In Election Attitude – How Internet Voting Leads to a Stronger Democracy, I proposed  Internet voting using smartphones and blockchain technology to keep ballots private and secure. There are many advantages which could be made possible with Internet voting. Voter participation would surely rise and voters would enjoy convenience as they have in so many aspects of our lives including banking, healthcare, education, entertainment, and e-commerce. Our military and overseas citizens could finally vote without having to rely on the outdated paper ballot and postal system.

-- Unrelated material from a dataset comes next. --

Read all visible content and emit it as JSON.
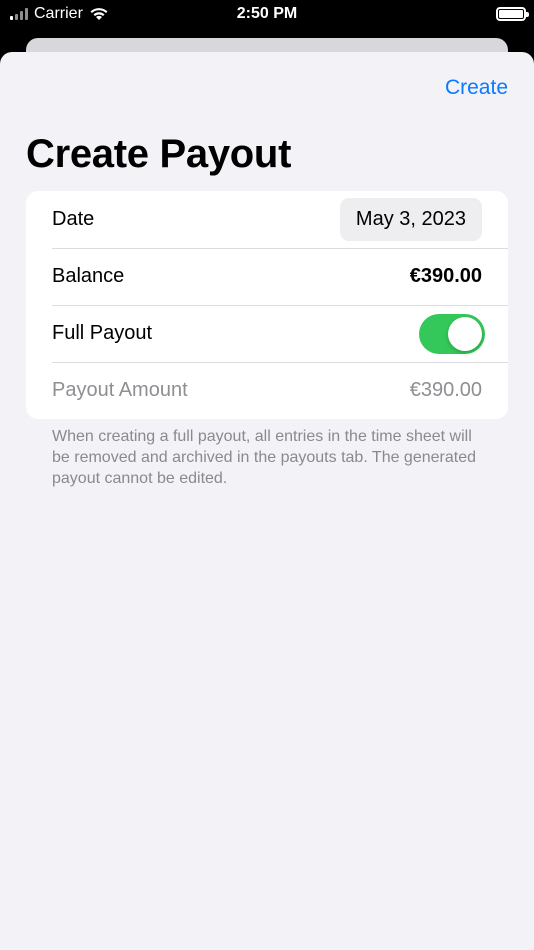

There are challenges with Internet voting. Security must be assured. The infrastructure to support private, secure, and verifiable voting needs to be constructed and thoroughly tested. The implementation would be up to the states and they will select different approaches and vendors. There is much to do, but it can be done. Anti-Internet voting activists say the Internet is too insecure for voting. They compare it to a perfect Internet with perfect computers and smartphones, a technical environment we will never have. They refuse to compare it to the voting system we have today which has many problems. Now is the time to focus on how to make Internet voting work, not  to criticize it.